=== What needs to be done ===
Below are records; count the lines that hold the string "SpO₂" and give only the count.

======== Information given

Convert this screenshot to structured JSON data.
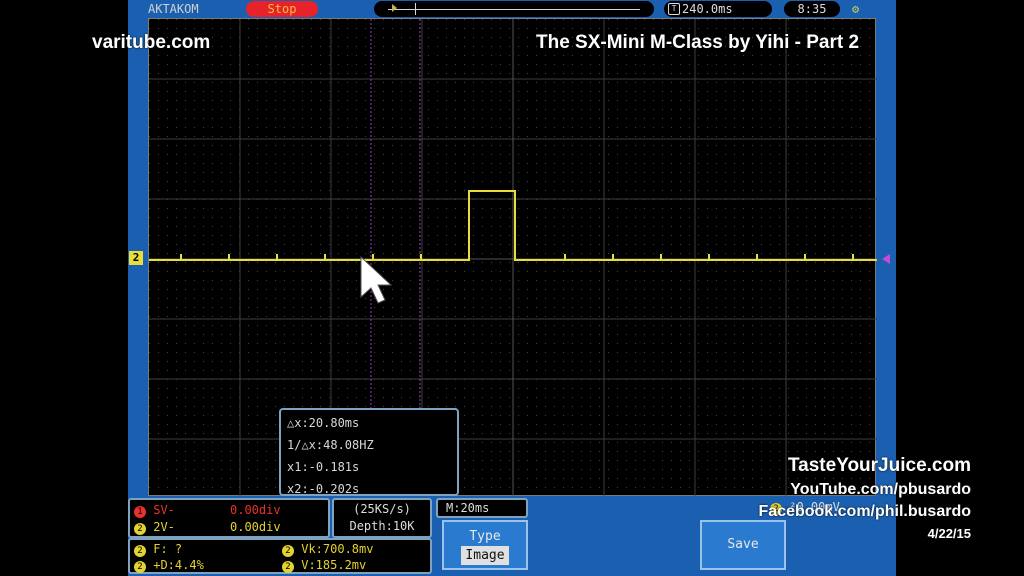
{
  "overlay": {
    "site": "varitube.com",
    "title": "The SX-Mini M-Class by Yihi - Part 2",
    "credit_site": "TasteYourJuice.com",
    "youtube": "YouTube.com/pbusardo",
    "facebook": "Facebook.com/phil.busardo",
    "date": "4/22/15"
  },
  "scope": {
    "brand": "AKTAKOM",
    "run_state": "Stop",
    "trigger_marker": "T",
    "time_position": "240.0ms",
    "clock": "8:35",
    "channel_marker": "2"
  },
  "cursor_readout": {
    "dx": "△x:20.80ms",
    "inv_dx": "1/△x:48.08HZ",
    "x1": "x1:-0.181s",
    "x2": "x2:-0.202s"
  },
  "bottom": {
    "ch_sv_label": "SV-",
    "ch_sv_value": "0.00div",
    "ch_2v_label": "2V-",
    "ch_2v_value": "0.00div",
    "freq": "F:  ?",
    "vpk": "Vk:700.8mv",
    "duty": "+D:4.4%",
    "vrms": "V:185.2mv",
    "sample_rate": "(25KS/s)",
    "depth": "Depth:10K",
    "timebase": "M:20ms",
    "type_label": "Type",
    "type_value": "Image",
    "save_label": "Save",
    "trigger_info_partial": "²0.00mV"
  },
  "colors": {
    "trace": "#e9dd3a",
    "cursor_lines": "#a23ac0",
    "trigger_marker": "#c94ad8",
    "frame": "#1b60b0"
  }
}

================
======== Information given

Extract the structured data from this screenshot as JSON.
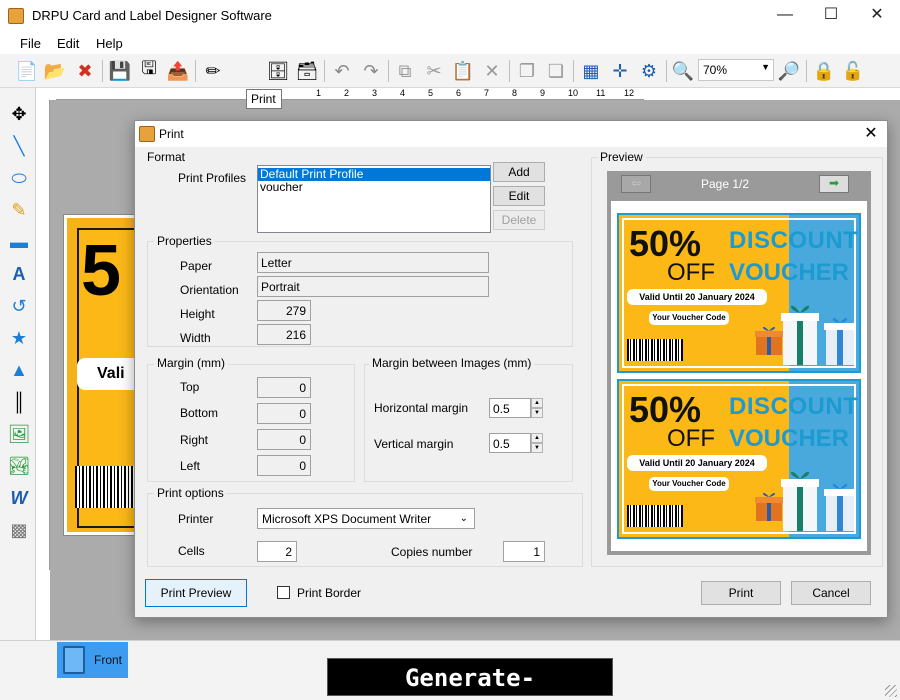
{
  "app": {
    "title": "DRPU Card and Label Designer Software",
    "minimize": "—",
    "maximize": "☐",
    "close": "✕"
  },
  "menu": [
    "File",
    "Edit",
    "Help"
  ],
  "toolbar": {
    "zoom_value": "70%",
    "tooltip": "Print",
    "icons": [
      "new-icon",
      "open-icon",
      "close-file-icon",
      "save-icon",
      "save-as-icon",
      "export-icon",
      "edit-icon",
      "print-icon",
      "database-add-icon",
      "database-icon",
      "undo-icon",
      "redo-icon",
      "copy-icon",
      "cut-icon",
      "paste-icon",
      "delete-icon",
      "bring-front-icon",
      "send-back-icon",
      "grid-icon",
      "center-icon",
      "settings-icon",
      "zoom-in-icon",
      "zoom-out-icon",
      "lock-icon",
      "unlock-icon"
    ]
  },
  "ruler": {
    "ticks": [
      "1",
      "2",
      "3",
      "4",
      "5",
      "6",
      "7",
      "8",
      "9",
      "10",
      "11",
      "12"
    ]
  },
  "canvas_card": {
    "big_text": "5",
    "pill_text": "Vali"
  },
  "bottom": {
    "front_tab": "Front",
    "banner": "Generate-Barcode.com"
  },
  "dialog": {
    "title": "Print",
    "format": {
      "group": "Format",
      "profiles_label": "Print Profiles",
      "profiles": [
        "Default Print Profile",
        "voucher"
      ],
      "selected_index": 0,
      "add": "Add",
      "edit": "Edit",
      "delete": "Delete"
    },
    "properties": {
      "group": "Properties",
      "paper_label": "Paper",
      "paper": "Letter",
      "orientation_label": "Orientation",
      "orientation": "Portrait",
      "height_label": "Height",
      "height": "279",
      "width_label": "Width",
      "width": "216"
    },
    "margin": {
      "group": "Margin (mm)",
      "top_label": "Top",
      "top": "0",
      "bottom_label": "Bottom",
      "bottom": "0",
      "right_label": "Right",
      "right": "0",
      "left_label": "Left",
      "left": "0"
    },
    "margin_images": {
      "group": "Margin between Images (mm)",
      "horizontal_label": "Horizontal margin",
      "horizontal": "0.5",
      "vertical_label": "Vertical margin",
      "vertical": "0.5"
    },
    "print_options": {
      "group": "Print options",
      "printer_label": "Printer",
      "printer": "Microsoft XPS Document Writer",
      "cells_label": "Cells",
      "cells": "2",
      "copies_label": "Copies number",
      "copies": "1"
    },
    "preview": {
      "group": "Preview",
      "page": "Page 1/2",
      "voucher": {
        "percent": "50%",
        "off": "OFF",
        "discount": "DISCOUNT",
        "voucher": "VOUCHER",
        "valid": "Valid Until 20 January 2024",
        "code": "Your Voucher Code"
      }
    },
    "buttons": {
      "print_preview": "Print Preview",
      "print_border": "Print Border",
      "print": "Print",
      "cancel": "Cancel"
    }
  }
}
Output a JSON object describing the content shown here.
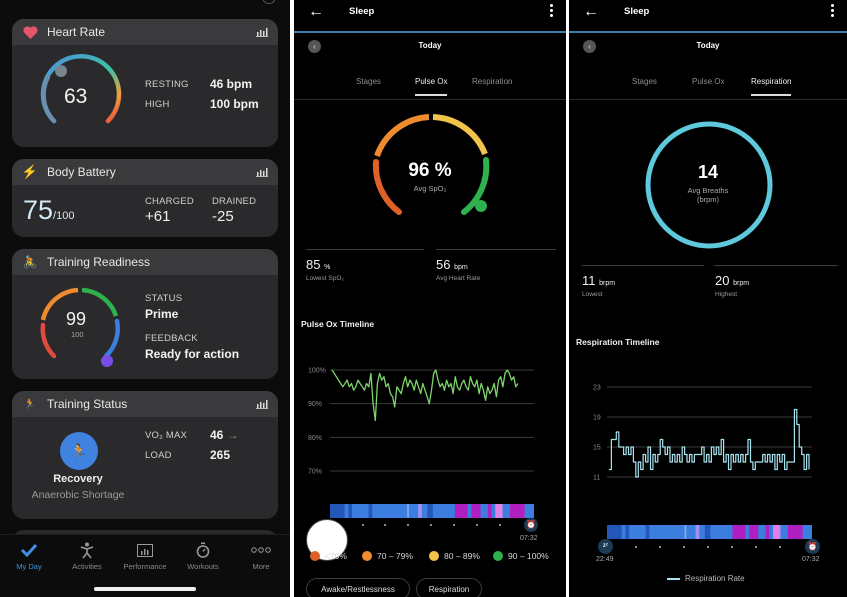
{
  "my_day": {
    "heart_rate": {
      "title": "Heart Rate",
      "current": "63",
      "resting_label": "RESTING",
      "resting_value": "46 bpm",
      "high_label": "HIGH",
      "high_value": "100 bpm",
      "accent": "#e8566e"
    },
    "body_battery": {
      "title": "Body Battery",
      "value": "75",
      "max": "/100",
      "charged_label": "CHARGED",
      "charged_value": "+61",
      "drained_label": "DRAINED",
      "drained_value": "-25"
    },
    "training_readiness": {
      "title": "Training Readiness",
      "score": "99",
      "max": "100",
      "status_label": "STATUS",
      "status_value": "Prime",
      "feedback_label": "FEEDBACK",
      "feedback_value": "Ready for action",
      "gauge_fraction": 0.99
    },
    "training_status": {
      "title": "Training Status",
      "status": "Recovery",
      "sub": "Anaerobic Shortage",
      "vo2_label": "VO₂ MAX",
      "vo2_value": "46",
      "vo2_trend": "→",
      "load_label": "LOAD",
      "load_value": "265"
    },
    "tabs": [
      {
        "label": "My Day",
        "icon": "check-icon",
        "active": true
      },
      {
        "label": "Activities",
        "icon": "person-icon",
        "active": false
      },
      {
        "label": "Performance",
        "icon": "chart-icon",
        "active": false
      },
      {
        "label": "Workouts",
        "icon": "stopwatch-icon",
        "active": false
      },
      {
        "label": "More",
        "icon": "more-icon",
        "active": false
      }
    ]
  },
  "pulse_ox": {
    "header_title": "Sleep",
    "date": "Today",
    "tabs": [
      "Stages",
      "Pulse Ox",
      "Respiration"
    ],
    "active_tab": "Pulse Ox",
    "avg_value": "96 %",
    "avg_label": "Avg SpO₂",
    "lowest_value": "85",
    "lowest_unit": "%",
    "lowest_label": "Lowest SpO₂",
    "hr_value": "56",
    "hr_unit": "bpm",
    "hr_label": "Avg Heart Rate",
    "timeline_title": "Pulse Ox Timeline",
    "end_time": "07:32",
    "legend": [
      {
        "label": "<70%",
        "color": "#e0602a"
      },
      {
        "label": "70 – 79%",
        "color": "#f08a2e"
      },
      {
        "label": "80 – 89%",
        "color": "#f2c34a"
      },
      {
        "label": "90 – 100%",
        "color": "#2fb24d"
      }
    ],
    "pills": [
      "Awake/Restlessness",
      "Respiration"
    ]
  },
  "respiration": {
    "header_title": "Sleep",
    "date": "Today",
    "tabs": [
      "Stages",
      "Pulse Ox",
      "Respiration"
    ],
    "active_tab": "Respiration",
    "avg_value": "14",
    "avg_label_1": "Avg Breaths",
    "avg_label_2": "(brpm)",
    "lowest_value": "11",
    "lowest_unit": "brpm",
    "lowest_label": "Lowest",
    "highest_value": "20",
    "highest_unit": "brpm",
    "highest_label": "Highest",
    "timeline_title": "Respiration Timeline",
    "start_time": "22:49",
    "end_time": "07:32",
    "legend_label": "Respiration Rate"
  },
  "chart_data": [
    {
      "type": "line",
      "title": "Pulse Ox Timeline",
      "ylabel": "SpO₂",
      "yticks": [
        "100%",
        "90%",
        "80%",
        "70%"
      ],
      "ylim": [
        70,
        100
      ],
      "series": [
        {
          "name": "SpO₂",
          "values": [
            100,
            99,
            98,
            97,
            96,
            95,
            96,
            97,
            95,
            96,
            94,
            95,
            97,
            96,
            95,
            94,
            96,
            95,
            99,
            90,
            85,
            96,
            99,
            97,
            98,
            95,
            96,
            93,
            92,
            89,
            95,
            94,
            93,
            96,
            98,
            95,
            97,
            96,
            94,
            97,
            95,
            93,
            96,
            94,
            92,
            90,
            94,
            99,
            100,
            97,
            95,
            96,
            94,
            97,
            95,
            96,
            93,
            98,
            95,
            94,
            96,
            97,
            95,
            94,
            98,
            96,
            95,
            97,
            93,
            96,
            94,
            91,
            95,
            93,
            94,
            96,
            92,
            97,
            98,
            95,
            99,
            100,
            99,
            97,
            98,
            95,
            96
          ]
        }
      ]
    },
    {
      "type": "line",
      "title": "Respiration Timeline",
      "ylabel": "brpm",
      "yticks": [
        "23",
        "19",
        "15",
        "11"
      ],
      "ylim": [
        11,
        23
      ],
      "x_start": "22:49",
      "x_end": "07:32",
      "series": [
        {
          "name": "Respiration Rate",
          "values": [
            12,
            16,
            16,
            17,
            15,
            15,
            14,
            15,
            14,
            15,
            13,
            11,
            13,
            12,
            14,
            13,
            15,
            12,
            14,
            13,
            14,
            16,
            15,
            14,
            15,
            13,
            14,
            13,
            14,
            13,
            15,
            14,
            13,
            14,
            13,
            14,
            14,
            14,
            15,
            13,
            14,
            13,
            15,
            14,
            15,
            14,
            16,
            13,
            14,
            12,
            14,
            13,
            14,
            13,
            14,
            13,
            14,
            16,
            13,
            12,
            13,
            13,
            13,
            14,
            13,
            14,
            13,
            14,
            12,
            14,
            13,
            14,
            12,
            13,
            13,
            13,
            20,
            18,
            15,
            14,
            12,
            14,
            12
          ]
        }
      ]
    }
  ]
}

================

=== Result for this exercise ===
4